#### [REQUIRED WORK]
From the line that contains "Extract the structured" to the final line of the records below, print each line exactly and leave every picture out.

#### [MATERIAL FOR THE TASK]
******************************
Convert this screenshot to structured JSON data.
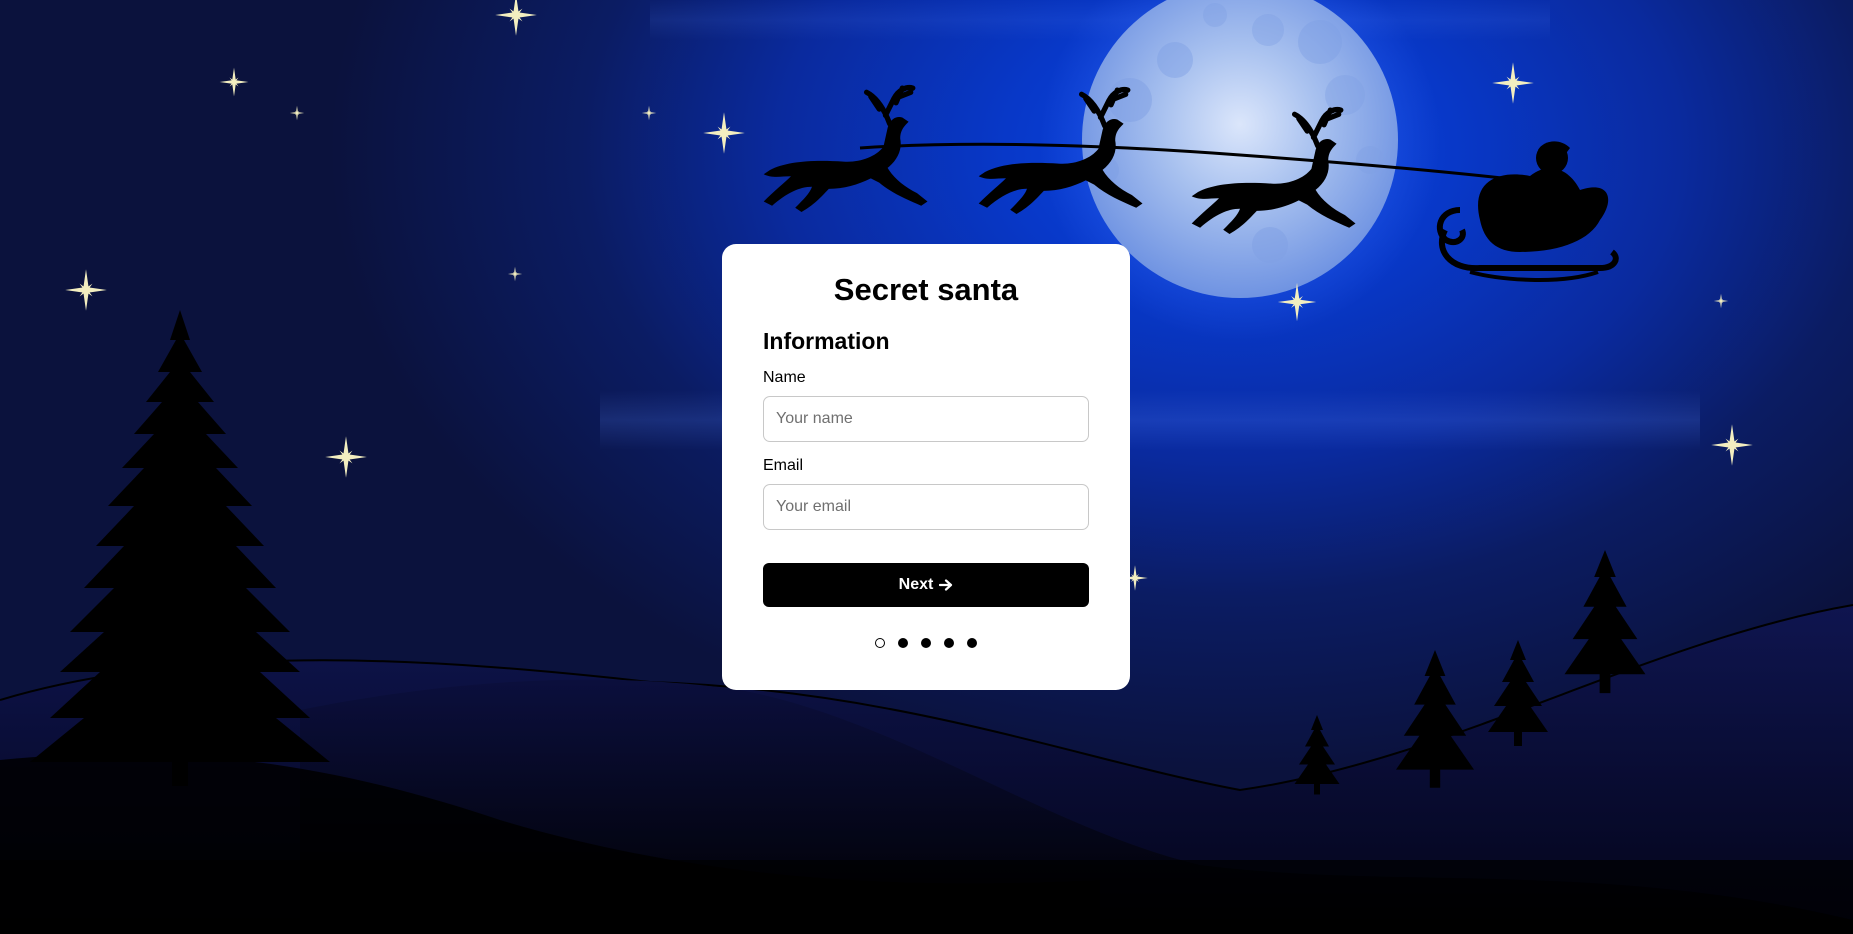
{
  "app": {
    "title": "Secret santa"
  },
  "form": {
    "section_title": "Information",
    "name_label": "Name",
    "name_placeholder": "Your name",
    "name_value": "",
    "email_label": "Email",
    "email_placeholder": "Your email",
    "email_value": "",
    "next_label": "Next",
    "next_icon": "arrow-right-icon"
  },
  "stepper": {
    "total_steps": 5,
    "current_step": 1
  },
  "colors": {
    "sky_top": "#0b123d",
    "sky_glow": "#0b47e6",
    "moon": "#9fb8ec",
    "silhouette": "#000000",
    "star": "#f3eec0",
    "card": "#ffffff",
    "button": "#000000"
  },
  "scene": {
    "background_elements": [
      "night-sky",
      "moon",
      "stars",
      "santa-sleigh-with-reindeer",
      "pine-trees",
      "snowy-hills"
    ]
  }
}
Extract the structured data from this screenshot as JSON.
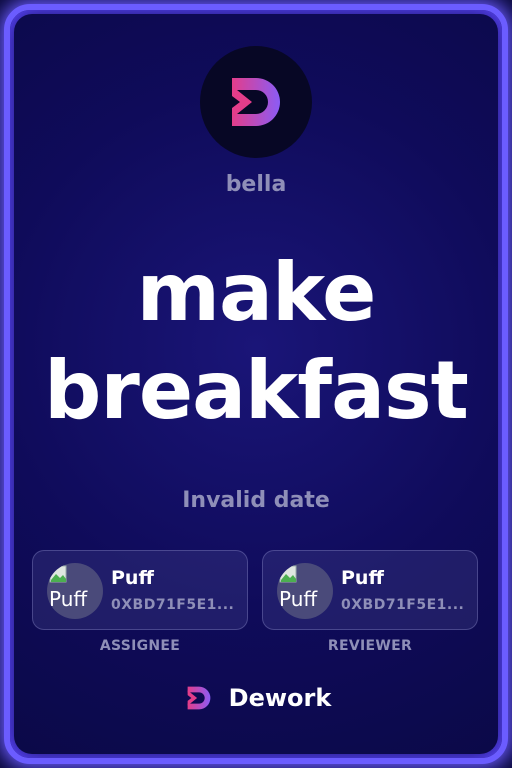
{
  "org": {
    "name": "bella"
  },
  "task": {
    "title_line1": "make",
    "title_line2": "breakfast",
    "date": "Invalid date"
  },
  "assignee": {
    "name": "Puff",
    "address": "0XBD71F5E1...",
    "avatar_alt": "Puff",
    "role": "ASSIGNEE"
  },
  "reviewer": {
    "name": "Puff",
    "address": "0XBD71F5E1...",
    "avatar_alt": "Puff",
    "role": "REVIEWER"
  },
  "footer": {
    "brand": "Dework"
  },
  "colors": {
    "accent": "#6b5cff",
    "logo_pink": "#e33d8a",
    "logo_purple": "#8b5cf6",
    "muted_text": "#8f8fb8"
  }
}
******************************
#### [COMPLETED EXERCISE]
Extract the structured data from this screenshot as JSON.
{
  "org": {
    "name": "bella"
  },
  "task": {
    "title_line1": "make",
    "title_line2": "breakfast",
    "date": "Invalid date"
  },
  "assignee": {
    "name": "Puff",
    "address": "0XBD71F5E1...",
    "avatar_alt": "Puff",
    "role": "ASSIGNEE"
  },
  "reviewer": {
    "name": "Puff",
    "address": "0XBD71F5E1...",
    "avatar_alt": "Puff",
    "role": "REVIEWER"
  },
  "footer": {
    "brand": "Dework"
  },
  "colors": {
    "accent": "#6b5cff",
    "logo_pink": "#e33d8a",
    "logo_purple": "#8b5cf6",
    "muted_text": "#8f8fb8"
  }
}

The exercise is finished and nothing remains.